• [PROBLEM DETAILS]
Reproduce the full set of records verbatim.

==== SOURCE MATERIAL ====

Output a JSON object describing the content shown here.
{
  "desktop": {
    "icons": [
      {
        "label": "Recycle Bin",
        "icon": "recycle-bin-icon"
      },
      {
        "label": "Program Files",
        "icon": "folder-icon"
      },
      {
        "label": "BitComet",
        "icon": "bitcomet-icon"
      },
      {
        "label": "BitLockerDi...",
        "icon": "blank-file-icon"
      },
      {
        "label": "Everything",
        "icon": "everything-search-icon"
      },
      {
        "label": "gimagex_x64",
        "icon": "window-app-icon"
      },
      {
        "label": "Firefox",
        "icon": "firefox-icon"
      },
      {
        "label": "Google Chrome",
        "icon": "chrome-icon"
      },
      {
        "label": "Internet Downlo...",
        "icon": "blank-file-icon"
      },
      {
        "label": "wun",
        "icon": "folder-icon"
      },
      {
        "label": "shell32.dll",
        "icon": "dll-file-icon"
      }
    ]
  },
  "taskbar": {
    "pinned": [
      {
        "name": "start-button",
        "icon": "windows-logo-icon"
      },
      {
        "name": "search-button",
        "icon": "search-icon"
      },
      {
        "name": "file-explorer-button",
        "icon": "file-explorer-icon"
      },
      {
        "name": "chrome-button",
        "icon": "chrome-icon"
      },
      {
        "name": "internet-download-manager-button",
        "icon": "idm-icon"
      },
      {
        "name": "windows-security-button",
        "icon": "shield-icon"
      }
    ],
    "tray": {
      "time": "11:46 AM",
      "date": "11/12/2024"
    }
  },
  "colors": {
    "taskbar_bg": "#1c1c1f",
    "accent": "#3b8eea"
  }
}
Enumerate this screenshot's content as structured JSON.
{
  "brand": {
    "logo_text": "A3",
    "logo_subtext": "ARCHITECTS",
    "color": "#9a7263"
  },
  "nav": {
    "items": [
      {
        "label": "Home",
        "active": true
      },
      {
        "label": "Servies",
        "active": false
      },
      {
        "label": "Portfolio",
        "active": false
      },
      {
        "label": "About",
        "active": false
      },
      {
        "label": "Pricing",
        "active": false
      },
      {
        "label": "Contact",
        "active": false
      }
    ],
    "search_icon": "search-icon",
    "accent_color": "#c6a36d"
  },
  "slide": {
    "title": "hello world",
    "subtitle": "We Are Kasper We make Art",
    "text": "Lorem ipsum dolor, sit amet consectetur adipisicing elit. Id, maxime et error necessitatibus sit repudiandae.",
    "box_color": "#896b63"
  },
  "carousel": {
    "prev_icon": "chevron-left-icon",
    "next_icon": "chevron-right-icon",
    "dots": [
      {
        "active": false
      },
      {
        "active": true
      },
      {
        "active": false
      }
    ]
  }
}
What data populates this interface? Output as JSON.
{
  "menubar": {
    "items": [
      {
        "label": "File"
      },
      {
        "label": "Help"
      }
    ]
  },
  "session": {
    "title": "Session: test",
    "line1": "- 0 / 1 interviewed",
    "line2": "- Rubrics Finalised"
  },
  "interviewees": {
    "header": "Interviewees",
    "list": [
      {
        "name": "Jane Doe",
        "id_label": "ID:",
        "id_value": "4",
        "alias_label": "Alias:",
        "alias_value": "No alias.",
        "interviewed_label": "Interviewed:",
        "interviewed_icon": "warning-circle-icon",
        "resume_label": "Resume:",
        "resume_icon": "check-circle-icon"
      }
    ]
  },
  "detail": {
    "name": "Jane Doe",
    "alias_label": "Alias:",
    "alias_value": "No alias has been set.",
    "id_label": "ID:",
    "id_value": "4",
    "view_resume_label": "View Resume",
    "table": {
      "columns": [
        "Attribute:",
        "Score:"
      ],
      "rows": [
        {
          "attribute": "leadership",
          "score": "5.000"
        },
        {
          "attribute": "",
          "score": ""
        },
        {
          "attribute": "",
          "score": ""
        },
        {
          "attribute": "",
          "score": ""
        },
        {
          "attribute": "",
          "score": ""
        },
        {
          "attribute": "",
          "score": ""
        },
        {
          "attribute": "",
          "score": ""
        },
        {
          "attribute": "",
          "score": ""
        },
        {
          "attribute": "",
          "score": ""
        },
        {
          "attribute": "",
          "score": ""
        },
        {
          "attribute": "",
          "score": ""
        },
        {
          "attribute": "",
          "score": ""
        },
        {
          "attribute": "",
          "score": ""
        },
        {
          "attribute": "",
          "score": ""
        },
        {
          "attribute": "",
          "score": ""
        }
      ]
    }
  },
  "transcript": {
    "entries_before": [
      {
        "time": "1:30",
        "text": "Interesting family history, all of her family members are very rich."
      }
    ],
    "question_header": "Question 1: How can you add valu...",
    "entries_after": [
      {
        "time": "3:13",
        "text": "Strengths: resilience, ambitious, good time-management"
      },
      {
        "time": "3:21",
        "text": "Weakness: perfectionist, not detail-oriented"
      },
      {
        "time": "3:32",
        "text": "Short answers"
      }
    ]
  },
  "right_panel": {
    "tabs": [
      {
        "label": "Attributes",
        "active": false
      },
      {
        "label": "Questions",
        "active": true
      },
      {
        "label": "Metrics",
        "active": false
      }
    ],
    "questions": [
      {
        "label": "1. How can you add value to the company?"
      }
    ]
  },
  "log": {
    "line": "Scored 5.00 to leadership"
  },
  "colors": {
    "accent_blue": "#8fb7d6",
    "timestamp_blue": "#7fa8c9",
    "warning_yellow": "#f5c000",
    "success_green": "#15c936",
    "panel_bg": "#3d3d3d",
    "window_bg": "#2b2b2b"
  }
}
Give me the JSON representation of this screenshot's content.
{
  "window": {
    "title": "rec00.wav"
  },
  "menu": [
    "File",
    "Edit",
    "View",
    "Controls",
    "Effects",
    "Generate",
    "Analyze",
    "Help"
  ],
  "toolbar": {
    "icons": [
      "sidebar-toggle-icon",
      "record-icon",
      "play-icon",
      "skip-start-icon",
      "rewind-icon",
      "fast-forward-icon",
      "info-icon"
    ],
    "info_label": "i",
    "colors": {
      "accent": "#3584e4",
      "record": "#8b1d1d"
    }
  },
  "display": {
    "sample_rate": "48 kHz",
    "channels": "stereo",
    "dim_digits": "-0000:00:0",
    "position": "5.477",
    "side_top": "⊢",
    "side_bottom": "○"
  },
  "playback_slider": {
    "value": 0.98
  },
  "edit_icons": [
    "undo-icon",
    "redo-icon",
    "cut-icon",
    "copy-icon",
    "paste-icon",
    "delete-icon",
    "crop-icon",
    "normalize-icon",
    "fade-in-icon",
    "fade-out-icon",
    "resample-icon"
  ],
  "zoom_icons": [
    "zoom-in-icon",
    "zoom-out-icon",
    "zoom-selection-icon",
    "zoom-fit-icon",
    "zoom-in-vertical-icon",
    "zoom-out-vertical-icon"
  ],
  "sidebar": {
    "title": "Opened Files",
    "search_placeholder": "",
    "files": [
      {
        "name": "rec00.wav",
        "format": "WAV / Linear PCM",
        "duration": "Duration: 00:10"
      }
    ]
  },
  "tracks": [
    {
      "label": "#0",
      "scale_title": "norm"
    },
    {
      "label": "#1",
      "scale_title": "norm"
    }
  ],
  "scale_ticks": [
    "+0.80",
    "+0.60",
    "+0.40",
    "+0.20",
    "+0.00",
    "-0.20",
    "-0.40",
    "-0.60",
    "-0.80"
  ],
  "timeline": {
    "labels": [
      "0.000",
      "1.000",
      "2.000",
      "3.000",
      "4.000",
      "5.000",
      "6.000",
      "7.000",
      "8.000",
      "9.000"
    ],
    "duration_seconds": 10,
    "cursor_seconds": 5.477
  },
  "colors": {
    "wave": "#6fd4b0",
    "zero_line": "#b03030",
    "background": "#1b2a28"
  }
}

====

• [YOUR RESPONSE]
Output a JSON object describing the content shown here.
{
  "desktop": {
    "icons": [
      {
        "label": "Recycle Bin",
        "icon": "recycle-bin-icon"
      },
      {
        "label": "Program Files",
        "icon": "folder-icon"
      },
      {
        "label": "BitComet",
        "icon": "bitcomet-icon"
      },
      {
        "label": "BitLockerDi...",
        "icon": "blank-file-icon"
      },
      {
        "label": "Everything",
        "icon": "everything-search-icon"
      },
      {
        "label": "gimagex_x64",
        "icon": "window-app-icon"
      },
      {
        "label": "Firefox",
        "icon": "firefox-icon"
      },
      {
        "label": "Google Chrome",
        "icon": "chrome-icon"
      },
      {
        "label": "Internet Downlo...",
        "icon": "blank-file-icon"
      },
      {
        "label": "wun",
        "icon": "folder-icon"
      },
      {
        "label": "shell32.dll",
        "icon": "dll-file-icon"
      }
    ]
  },
  "taskbar": {
    "pinned": [
      {
        "name": "start-button",
        "icon": "windows-logo-icon"
      },
      {
        "name": "search-button",
        "icon": "search-icon"
      },
      {
        "name": "file-explorer-button",
        "icon": "file-explorer-icon"
      },
      {
        "name": "chrome-button",
        "icon": "chrome-icon"
      },
      {
        "name": "internet-download-manager-button",
        "icon": "idm-icon"
      },
      {
        "name": "windows-security-button",
        "icon": "shield-icon"
      }
    ],
    "tray": {
      "time": "11:46 AM",
      "date": "11/12/2024"
    }
  },
  "colors": {
    "taskbar_bg": "#1c1c1f",
    "accent": "#3b8eea"
  }
}
Enumerate this screenshot's content as structured JSON.
{
  "brand": {
    "logo_text": "A3",
    "logo_subtext": "ARCHITECTS",
    "color": "#9a7263"
  },
  "nav": {
    "items": [
      {
        "label": "Home",
        "active": true
      },
      {
        "label": "Servies",
        "active": false
      },
      {
        "label": "Portfolio",
        "active": false
      },
      {
        "label": "About",
        "active": false
      },
      {
        "label": "Pricing",
        "active": false
      },
      {
        "label": "Contact",
        "active": false
      }
    ],
    "search_icon": "search-icon",
    "accent_color": "#c6a36d"
  },
  "slide": {
    "title": "hello world",
    "subtitle": "We Are Kasper We make Art",
    "text": "Lorem ipsum dolor, sit amet consectetur adipisicing elit. Id, maxime et error necessitatibus sit repudiandae.",
    "box_color": "#896b63"
  },
  "carousel": {
    "prev_icon": "chevron-left-icon",
    "next_icon": "chevron-right-icon",
    "dots": [
      {
        "active": false
      },
      {
        "active": true
      },
      {
        "active": false
      }
    ]
  }
}
What data populates this interface? Output as JSON.
{
  "menubar": {
    "items": [
      {
        "label": "File"
      },
      {
        "label": "Help"
      }
    ]
  },
  "session": {
    "title": "Session: test",
    "line1": "- 0 / 1 interviewed",
    "line2": "- Rubrics Finalised"
  },
  "interviewees": {
    "header": "Interviewees",
    "list": [
      {
        "name": "Jane Doe",
        "id_label": "ID:",
        "id_value": "4",
        "alias_label": "Alias:",
        "alias_value": "No alias.",
        "interviewed_label": "Interviewed:",
        "interviewed_icon": "warning-circle-icon",
        "resume_label": "Resume:",
        "resume_icon": "check-circle-icon"
      }
    ]
  },
  "detail": {
    "name": "Jane Doe",
    "alias_label": "Alias:",
    "alias_value": "No alias has been set.",
    "id_label": "ID:",
    "id_value": "4",
    "view_resume_label": "View Resume",
    "table": {
      "columns": [
        "Attribute:",
        "Score:"
      ],
      "rows": [
        {
          "attribute": "leadership",
          "score": "5.000"
        },
        {
          "attribute": "",
          "score": ""
        },
        {
          "attribute": "",
          "score": ""
        },
        {
          "attribute": "",
          "score": ""
        },
        {
          "attribute": "",
          "score": ""
        },
        {
          "attribute": "",
          "score": ""
        },
        {
          "attribute": "",
          "score": ""
        },
        {
          "attribute": "",
          "score": ""
        },
        {
          "attribute": "",
          "score": ""
        },
        {
          "attribute": "",
          "score": ""
        },
        {
          "attribute": "",
          "score": ""
        },
        {
          "attribute": "",
          "score": ""
        },
        {
          "attribute": "",
          "score": ""
        },
        {
          "attribute": "",
          "score": ""
        },
        {
          "attribute": "",
          "score": ""
        }
      ]
    }
  },
  "transcript": {
    "entries_before": [
      {
        "time": "1:30",
        "text": "Interesting family history, all of her family members are very rich."
      }
    ],
    "question_header": "Question 1: How can you add valu...",
    "entries_after": [
      {
        "time": "3:13",
        "text": "Strengths: resilience, ambitious, good time-management"
      },
      {
        "time": "3:21",
        "text": "Weakness: perfectionist, not detail-oriented"
      },
      {
        "time": "3:32",
        "text": "Short answers"
      }
    ]
  },
  "right_panel": {
    "tabs": [
      {
        "label": "Attributes",
        "active": false
      },
      {
        "label": "Questions",
        "active": true
      },
      {
        "label": "Metrics",
        "active": false
      }
    ],
    "questions": [
      {
        "label": "1. How can you add value to the company?"
      }
    ]
  },
  "log": {
    "line": "Scored 5.00 to leadership"
  },
  "colors": {
    "accent_blue": "#8fb7d6",
    "timestamp_blue": "#7fa8c9",
    "warning_yellow": "#f5c000",
    "success_green": "#15c936",
    "panel_bg": "#3d3d3d",
    "window_bg": "#2b2b2b"
  }
}
Give me the JSON representation of this screenshot's content.
{
  "window": {
    "title": "rec00.wav"
  },
  "menu": [
    "File",
    "Edit",
    "View",
    "Controls",
    "Effects",
    "Generate",
    "Analyze",
    "Help"
  ],
  "toolbar": {
    "icons": [
      "sidebar-toggle-icon",
      "record-icon",
      "play-icon",
      "skip-start-icon",
      "rewind-icon",
      "fast-forward-icon",
      "info-icon"
    ],
    "info_label": "i",
    "colors": {
      "accent": "#3584e4",
      "record": "#8b1d1d"
    }
  },
  "display": {
    "sample_rate": "48 kHz",
    "channels": "stereo",
    "dim_digits": "-0000:00:0",
    "position": "5.477",
    "side_top": "⊢",
    "side_bottom": "○"
  },
  "playback_slider": {
    "value": 0.98
  },
  "edit_icons": [
    "undo-icon",
    "redo-icon",
    "cut-icon",
    "copy-icon",
    "paste-icon",
    "delete-icon",
    "crop-icon",
    "normalize-icon",
    "fade-in-icon",
    "fade-out-icon",
    "resample-icon"
  ],
  "zoom_icons": [
    "zoom-in-icon",
    "zoom-out-icon",
    "zoom-selection-icon",
    "zoom-fit-icon",
    "zoom-in-vertical-icon",
    "zoom-out-vertical-icon"
  ],
  "sidebar": {
    "title": "Opened Files",
    "search_placeholder": "",
    "files": [
      {
        "name": "rec00.wav",
        "format": "WAV / Linear PCM",
        "duration": "Duration: 00:10"
      }
    ]
  },
  "tracks": [
    {
      "label": "#0",
      "scale_title": "norm"
    },
    {
      "label": "#1",
      "scale_title": "norm"
    }
  ],
  "scale_ticks": [
    "+0.80",
    "+0.60",
    "+0.40",
    "+0.20",
    "+0.00",
    "-0.20",
    "-0.40",
    "-0.60",
    "-0.80"
  ],
  "timeline": {
    "labels": [
      "0.000",
      "1.000",
      "2.000",
      "3.000",
      "4.000",
      "5.000",
      "6.000",
      "7.000",
      "8.000",
      "9.000"
    ],
    "duration_seconds": 10,
    "cursor_seconds": 5.477
  },
  "colors": {
    "wave": "#6fd4b0",
    "zero_line": "#b03030",
    "background": "#1b2a28"
  }
}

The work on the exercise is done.